- **Stored entries**

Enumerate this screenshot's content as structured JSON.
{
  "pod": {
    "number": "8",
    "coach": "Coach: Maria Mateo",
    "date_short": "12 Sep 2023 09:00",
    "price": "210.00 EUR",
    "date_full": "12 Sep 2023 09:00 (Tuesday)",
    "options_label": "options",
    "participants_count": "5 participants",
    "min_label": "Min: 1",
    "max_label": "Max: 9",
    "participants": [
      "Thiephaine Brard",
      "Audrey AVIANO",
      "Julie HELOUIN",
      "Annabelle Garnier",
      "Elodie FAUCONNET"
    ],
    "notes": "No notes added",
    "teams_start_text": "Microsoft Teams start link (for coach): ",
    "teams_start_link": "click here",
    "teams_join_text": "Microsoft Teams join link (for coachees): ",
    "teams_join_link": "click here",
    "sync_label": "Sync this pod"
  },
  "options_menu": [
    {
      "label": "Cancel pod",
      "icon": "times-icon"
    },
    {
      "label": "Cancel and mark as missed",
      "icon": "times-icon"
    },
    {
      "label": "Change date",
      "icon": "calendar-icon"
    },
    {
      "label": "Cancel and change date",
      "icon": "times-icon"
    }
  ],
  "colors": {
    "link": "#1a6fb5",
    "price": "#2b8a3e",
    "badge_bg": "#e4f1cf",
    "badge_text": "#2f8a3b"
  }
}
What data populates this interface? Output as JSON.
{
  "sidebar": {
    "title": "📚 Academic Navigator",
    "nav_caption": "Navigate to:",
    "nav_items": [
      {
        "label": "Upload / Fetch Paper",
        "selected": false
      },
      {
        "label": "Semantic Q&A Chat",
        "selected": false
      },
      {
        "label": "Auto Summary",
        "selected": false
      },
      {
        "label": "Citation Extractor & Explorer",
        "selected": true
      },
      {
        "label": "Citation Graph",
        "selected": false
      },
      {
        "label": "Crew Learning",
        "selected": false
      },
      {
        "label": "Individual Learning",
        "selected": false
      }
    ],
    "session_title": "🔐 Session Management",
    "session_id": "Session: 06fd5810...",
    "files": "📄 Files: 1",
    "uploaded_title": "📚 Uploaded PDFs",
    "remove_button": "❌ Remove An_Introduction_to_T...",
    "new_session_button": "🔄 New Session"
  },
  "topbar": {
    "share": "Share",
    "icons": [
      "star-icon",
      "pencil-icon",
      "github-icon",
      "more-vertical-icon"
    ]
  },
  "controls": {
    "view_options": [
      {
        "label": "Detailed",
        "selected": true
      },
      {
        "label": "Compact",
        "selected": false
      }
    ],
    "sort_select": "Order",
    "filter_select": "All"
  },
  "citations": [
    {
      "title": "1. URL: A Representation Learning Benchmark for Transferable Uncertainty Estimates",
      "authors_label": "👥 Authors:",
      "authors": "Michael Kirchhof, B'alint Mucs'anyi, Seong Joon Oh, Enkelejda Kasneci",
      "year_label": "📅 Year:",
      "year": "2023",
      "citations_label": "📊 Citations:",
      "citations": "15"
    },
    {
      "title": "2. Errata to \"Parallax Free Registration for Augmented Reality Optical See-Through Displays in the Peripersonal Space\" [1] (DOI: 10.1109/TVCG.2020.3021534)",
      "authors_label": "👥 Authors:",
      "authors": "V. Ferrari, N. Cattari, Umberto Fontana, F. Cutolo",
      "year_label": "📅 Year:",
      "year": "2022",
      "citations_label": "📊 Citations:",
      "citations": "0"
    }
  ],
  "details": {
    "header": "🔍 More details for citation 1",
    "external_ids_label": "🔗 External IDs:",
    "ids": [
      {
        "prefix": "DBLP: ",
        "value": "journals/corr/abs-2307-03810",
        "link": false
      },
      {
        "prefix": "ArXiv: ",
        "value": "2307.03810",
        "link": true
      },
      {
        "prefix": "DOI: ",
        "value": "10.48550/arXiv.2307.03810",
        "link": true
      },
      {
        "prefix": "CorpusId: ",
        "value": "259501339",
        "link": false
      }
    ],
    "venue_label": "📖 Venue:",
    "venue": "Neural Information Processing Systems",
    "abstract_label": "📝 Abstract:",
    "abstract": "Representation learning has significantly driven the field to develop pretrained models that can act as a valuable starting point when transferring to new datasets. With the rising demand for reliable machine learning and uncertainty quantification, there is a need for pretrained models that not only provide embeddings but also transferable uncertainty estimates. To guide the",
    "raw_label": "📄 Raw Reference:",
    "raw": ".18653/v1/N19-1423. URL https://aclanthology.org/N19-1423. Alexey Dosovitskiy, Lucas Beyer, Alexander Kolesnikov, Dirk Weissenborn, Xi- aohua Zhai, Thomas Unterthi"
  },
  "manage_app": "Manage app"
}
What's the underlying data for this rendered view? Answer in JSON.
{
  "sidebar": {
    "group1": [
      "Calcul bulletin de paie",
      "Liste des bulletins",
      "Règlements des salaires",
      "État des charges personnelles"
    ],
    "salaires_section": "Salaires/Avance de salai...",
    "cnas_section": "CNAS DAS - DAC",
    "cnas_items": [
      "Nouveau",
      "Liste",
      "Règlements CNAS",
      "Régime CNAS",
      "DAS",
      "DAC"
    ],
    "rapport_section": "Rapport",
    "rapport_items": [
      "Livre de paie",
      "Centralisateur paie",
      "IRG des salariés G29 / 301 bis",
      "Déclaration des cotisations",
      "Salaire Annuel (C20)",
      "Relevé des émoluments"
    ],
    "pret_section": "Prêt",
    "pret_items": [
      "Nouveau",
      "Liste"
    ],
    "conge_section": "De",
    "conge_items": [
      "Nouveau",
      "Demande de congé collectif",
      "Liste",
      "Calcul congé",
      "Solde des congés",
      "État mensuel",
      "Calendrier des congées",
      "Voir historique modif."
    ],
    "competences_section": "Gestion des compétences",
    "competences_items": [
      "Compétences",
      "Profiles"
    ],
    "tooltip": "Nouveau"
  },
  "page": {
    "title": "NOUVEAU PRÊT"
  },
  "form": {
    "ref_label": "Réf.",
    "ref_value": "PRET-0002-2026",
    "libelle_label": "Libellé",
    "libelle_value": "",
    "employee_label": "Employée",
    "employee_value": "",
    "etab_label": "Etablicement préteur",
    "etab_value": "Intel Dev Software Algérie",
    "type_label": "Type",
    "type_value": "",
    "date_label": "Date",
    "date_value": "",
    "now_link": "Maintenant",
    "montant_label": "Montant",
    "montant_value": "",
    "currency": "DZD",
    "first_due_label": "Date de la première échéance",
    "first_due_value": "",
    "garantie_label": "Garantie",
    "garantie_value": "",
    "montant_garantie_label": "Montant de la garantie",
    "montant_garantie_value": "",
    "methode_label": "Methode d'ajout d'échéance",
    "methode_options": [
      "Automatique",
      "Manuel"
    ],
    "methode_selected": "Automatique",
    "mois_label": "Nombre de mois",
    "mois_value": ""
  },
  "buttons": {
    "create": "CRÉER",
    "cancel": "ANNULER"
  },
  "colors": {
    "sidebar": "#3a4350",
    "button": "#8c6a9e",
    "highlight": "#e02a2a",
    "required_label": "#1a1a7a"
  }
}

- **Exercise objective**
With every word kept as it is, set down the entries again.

- **Solution below**
Enumerate this screenshot's content as structured JSON.
{
  "pod": {
    "number": "8",
    "coach": "Coach: Maria Mateo",
    "date_short": "12 Sep 2023 09:00",
    "price": "210.00 EUR",
    "date_full": "12 Sep 2023 09:00 (Tuesday)",
    "options_label": "options",
    "participants_count": "5 participants",
    "min_label": "Min: 1",
    "max_label": "Max: 9",
    "participants": [
      "Thiephaine Brard",
      "Audrey AVIANO",
      "Julie HELOUIN",
      "Annabelle Garnier",
      "Elodie FAUCONNET"
    ],
    "notes": "No notes added",
    "teams_start_text": "Microsoft Teams start link (for coach): ",
    "teams_start_link": "click here",
    "teams_join_text": "Microsoft Teams join link (for coachees): ",
    "teams_join_link": "click here",
    "sync_label": "Sync this pod"
  },
  "options_menu": [
    {
      "label": "Cancel pod",
      "icon": "times-icon"
    },
    {
      "label": "Cancel and mark as missed",
      "icon": "times-icon"
    },
    {
      "label": "Change date",
      "icon": "calendar-icon"
    },
    {
      "label": "Cancel and change date",
      "icon": "times-icon"
    }
  ],
  "colors": {
    "link": "#1a6fb5",
    "price": "#2b8a3e",
    "badge_bg": "#e4f1cf",
    "badge_text": "#2f8a3b"
  }
}
What data populates this interface? Output as JSON.
{
  "sidebar": {
    "title": "📚 Academic Navigator",
    "nav_caption": "Navigate to:",
    "nav_items": [
      {
        "label": "Upload / Fetch Paper",
        "selected": false
      },
      {
        "label": "Semantic Q&A Chat",
        "selected": false
      },
      {
        "label": "Auto Summary",
        "selected": false
      },
      {
        "label": "Citation Extractor & Explorer",
        "selected": true
      },
      {
        "label": "Citation Graph",
        "selected": false
      },
      {
        "label": "Crew Learning",
        "selected": false
      },
      {
        "label": "Individual Learning",
        "selected": false
      }
    ],
    "session_title": "🔐 Session Management",
    "session_id": "Session: 06fd5810...",
    "files": "📄 Files: 1",
    "uploaded_title": "📚 Uploaded PDFs",
    "remove_button": "❌ Remove An_Introduction_to_T...",
    "new_session_button": "🔄 New Session"
  },
  "topbar": {
    "share": "Share",
    "icons": [
      "star-icon",
      "pencil-icon",
      "github-icon",
      "more-vertical-icon"
    ]
  },
  "controls": {
    "view_options": [
      {
        "label": "Detailed",
        "selected": true
      },
      {
        "label": "Compact",
        "selected": false
      }
    ],
    "sort_select": "Order",
    "filter_select": "All"
  },
  "citations": [
    {
      "title": "1. URL: A Representation Learning Benchmark for Transferable Uncertainty Estimates",
      "authors_label": "👥 Authors:",
      "authors": "Michael Kirchhof, B'alint Mucs'anyi, Seong Joon Oh, Enkelejda Kasneci",
      "year_label": "📅 Year:",
      "year": "2023",
      "citations_label": "📊 Citations:",
      "citations": "15"
    },
    {
      "title": "2. Errata to \"Parallax Free Registration for Augmented Reality Optical See-Through Displays in the Peripersonal Space\" [1] (DOI: 10.1109/TVCG.2020.3021534)",
      "authors_label": "👥 Authors:",
      "authors": "V. Ferrari, N. Cattari, Umberto Fontana, F. Cutolo",
      "year_label": "📅 Year:",
      "year": "2022",
      "citations_label": "📊 Citations:",
      "citations": "0"
    }
  ],
  "details": {
    "header": "🔍 More details for citation 1",
    "external_ids_label": "🔗 External IDs:",
    "ids": [
      {
        "prefix": "DBLP: ",
        "value": "journals/corr/abs-2307-03810",
        "link": false
      },
      {
        "prefix": "ArXiv: ",
        "value": "2307.03810",
        "link": true
      },
      {
        "prefix": "DOI: ",
        "value": "10.48550/arXiv.2307.03810",
        "link": true
      },
      {
        "prefix": "CorpusId: ",
        "value": "259501339",
        "link": false
      }
    ],
    "venue_label": "📖 Venue:",
    "venue": "Neural Information Processing Systems",
    "abstract_label": "📝 Abstract:",
    "abstract": "Representation learning has significantly driven the field to develop pretrained models that can act as a valuable starting point when transferring to new datasets. With the rising demand for reliable machine learning and uncertainty quantification, there is a need for pretrained models that not only provide embeddings but also transferable uncertainty estimates. To guide the",
    "raw_label": "📄 Raw Reference:",
    "raw": ".18653/v1/N19-1423. URL https://aclanthology.org/N19-1423. Alexey Dosovitskiy, Lucas Beyer, Alexander Kolesnikov, Dirk Weissenborn, Xi- aohua Zhai, Thomas Unterthi"
  },
  "manage_app": "Manage app"
}
What's the underlying data for this rendered view? Answer in JSON.
{
  "sidebar": {
    "group1": [
      "Calcul bulletin de paie",
      "Liste des bulletins",
      "Règlements des salaires",
      "État des charges personnelles"
    ],
    "salaires_section": "Salaires/Avance de salai...",
    "cnas_section": "CNAS DAS - DAC",
    "cnas_items": [
      "Nouveau",
      "Liste",
      "Règlements CNAS",
      "Régime CNAS",
      "DAS",
      "DAC"
    ],
    "rapport_section": "Rapport",
    "rapport_items": [
      "Livre de paie",
      "Centralisateur paie",
      "IRG des salariés G29 / 301 bis",
      "Déclaration des cotisations",
      "Salaire Annuel (C20)",
      "Relevé des émoluments"
    ],
    "pret_section": "Prêt",
    "pret_items": [
      "Nouveau",
      "Liste"
    ],
    "conge_section": "De",
    "conge_items": [
      "Nouveau",
      "Demande de congé collectif",
      "Liste",
      "Calcul congé",
      "Solde des congés",
      "État mensuel",
      "Calendrier des congées",
      "Voir historique modif."
    ],
    "competences_section": "Gestion des compétences",
    "competences_items": [
      "Compétences",
      "Profiles"
    ],
    "tooltip": "Nouveau"
  },
  "page": {
    "title": "NOUVEAU PRÊT"
  },
  "form": {
    "ref_label": "Réf.",
    "ref_value": "PRET-0002-2026",
    "libelle_label": "Libellé",
    "libelle_value": "",
    "employee_label": "Employée",
    "employee_value": "",
    "etab_label": "Etablicement préteur",
    "etab_value": "Intel Dev Software Algérie",
    "type_label": "Type",
    "type_value": "",
    "date_label": "Date",
    "date_value": "",
    "now_link": "Maintenant",
    "montant_label": "Montant",
    "montant_value": "",
    "currency": "DZD",
    "first_due_label": "Date de la première échéance",
    "first_due_value": "",
    "garantie_label": "Garantie",
    "garantie_value": "",
    "montant_garantie_label": "Montant de la garantie",
    "montant_garantie_value": "",
    "methode_label": "Methode d'ajout d'échéance",
    "methode_options": [
      "Automatique",
      "Manuel"
    ],
    "methode_selected": "Automatique",
    "mois_label": "Nombre de mois",
    "mois_value": ""
  },
  "buttons": {
    "create": "CRÉER",
    "cancel": "ANNULER"
  },
  "colors": {
    "sidebar": "#3a4350",
    "button": "#8c6a9e",
    "highlight": "#e02a2a",
    "required_label": "#1a1a7a"
  }
}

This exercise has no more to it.